hundred fights as a pro - over twice as many as both Oscar and Floyd combined. And Ray was never once legitimately KO’d. Fighters were just tougher back in Robbie’s day. It’s that simple
I believe, in my prime, I could have fought with anybody alive.
Let’s use Rocky as the subject example, though any number of other great old school fighters could be used.

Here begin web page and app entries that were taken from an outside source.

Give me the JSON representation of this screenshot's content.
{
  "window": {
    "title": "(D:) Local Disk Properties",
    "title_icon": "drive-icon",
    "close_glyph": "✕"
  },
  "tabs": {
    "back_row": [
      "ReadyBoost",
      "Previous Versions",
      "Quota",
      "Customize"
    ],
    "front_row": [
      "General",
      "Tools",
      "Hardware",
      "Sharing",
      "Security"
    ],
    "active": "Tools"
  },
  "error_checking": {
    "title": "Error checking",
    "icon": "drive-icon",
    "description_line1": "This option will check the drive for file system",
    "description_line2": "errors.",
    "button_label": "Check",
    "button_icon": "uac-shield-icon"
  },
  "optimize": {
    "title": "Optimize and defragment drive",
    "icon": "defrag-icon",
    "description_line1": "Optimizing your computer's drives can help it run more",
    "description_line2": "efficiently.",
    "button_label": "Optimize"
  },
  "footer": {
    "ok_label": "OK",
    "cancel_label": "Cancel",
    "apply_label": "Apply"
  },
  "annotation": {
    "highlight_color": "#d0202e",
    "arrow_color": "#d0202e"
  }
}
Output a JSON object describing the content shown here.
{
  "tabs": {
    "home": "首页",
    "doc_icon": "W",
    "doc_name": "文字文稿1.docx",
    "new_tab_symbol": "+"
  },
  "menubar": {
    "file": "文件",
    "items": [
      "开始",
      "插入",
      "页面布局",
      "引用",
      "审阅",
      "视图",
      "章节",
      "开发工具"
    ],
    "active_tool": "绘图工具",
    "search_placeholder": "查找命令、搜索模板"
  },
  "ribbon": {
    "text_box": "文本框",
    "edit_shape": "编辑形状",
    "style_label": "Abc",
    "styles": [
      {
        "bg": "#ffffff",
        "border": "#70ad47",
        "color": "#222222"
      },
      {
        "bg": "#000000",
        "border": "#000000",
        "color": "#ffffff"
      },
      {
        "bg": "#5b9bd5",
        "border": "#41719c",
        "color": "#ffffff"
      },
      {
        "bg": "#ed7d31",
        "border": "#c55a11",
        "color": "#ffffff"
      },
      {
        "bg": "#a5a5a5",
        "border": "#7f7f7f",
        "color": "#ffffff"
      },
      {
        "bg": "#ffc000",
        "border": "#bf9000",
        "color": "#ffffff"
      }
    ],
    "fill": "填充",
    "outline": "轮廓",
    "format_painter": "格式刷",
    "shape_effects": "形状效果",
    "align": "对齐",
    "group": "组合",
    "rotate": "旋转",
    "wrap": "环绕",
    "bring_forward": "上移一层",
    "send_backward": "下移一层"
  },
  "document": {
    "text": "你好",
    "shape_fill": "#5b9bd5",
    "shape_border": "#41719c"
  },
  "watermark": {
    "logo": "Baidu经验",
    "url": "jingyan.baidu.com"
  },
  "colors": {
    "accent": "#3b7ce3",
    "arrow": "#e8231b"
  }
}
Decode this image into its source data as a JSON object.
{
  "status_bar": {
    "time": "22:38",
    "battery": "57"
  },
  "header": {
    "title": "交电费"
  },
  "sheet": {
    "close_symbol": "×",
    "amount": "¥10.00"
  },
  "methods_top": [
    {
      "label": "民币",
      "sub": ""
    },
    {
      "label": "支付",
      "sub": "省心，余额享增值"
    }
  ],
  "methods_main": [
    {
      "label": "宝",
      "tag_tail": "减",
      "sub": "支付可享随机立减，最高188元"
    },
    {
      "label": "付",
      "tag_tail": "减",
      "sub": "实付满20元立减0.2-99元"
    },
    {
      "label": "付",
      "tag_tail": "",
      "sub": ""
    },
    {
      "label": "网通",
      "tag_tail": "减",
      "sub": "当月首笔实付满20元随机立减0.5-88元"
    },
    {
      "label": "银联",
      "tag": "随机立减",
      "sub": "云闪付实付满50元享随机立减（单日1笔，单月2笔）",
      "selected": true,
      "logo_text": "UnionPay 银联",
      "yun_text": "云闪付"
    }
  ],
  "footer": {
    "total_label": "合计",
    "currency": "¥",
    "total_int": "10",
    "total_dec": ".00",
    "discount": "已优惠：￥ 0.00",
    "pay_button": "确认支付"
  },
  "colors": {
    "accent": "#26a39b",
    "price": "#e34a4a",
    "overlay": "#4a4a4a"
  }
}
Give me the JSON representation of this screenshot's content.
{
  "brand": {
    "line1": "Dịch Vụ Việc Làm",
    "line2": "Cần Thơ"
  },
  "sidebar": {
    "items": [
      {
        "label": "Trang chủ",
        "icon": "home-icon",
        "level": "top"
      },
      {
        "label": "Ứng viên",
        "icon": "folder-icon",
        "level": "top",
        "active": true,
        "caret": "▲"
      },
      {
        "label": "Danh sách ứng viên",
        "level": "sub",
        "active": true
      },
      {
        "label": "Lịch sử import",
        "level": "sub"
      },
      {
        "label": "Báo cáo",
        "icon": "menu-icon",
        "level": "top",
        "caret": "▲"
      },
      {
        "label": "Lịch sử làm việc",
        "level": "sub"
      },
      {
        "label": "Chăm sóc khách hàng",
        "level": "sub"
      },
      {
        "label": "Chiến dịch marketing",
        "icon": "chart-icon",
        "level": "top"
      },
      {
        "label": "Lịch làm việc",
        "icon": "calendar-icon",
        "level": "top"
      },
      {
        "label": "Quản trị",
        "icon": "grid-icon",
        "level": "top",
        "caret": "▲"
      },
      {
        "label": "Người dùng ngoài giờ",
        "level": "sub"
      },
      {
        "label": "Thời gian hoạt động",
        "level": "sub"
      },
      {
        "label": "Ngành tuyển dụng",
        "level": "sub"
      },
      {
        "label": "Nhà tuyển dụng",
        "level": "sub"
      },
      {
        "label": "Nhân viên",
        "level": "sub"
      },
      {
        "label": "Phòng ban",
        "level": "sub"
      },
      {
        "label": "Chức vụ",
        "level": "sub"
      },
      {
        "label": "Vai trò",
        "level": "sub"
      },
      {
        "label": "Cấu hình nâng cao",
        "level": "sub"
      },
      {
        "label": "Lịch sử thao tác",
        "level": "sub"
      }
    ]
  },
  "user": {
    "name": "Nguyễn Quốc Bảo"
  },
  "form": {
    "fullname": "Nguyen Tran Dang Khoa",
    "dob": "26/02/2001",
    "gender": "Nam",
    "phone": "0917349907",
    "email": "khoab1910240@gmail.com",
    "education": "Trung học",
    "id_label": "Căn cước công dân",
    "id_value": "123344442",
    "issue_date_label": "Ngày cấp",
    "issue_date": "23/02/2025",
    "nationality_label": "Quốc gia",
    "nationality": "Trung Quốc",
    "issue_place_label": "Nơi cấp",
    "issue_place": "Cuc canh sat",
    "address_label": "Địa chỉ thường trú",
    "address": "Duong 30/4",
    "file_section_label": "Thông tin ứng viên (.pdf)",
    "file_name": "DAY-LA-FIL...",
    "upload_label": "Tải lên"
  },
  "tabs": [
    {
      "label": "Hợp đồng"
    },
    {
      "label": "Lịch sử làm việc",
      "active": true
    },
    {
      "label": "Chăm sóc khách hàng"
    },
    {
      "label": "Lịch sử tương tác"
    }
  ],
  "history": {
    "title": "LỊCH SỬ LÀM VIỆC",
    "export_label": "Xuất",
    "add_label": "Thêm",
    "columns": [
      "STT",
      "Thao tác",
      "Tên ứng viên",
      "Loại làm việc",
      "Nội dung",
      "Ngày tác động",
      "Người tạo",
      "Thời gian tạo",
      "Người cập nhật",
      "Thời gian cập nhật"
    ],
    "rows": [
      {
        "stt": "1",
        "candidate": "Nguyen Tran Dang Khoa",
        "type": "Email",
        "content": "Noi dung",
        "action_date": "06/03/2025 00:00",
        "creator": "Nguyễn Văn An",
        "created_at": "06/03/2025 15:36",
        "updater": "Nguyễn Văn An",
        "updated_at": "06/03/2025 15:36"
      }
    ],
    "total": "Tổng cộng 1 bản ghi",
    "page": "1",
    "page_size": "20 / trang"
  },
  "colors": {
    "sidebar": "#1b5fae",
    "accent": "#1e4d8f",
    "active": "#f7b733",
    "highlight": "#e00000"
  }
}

Gosh I loved Rocky Marciano for any number of reasons not the least of which is that he was from my era and my generation. He was pure old school and so am I—but not to the point of naivety. Now some fighters just plain entered the ring with bad intentions; their very appearance evoking fear. The Rock was one of them. He took away his opponent’s heart and soul little by little, piece by piece. Like Joe Frazier (and like what someone else recently called him), the Rock was a "truth telling machine." That he was an Italian didn’t hurt much either. I also thought his skills were greatly underestimated. He was savvy fighter who did what he had to do against everyone they put in from of him. After all, 49-0 is a perfect record.
Sure, looking through the prism of nostalgia makes everything seem better and I like to play out old school memories just like other old timers. However, and this is the rub, I also try to be thoughtful and objective when making comparisons between the past and the present–and that’s where the issue of old school prejudice comes in (some call it "era" or "generational" prejudice). That’s why comparisons between The Rock and modern fighters are a tricky endeavor.
Should Marciano be compared to more recent heavyweights in the mold of Ali, George Foreman, Larry Holmes, Lennox Lewis, or Wladimir Klitschko? Maybe even a prime Riddick Bowe? In my opinion, the answer is manifestly no. He simply was not big enough, though he likely would have beaten his fair share of big fighters. Instead of comparing him against fighters who stood 6"--9" taller and outweighed him by 40-70 pounds, how about comparing him to cruiserweights on a relative basis? After all, Rocky fought at a disciplined 183-188 for the most part which places him in the middle of the cruiserweight limit. In fact, many of today’s cruiserweights would outweigh the Brockton Blockbuster since the original top limit was raised from 190 lbs to 200 lbs in 2003.
Thus, looking back, how would he have done against guys like Marvin Camel, Lee Roy Murphy, Carlos Deleon, Dwight Braxton, Michael Moorer, Ralf Rocchigiani, Bobby Czyz, Orlin Norris, Fabrice Tiozzo, Johnny Nelson, Ricky Parkey, Vassily Jirov, Virgil Hill, and James Toney? Perhaps the best matches would have been against Evander Holyfield (when he was a cruiserweight champion) and a prime Dariuz Michalczewski.
More recently, how would he compare to the following who fight (or fought) at Cruiserweight (175-200 lb (90.72 kg)?
Tomasz Adamek, David Haye, Firat Arsian, Vadim Tokarev, Jean Marc Mormeck, Marco Huck, Denis Ledbedev, Steve Cunningham, Zsolt Erdei, Alexander Frenkel, Krzysztof Wlodarczyk, Johnathon Banks, Ola Alafoabi, BJ Flores, Valery Brudov, Wayne Braithwaite, Guillermo Jones, Giacobbe Fragomeni...
Yes, he did starch Archie Moore when both weighed 188. And he did beat his share of guys over 200 pounds, including Don Cockell, Lee Savold, Joe Louis, Bill Wilson, James Patrick Connolly, and Humphrey Jackson. The fact is, however, Rocky was a small heavyweight, and when I compare him to the top cruiserweights, I am comparing apples to apples except for the difference in era. The task is to engage facts before nostalgia. The lesson is to take into account all essential variables when making comparisons between old and modern. Variable such as number of fights, era (for example, the 70‘s were a great time for heavyweights and the 80‘s for mid-weights), stamina, training techniques and methodology, records, style, chin, KO percentages, skill-sets, entire body of work, quality of opposition, management, punch output, etc. When this is done, myth is stripped away from facts. When this is done, you are not engaging in old school or generational prejudice bias.
Of course, I must confess that when I do this; Rocky Marciano quickly becomes the greatest cruiserweight in history.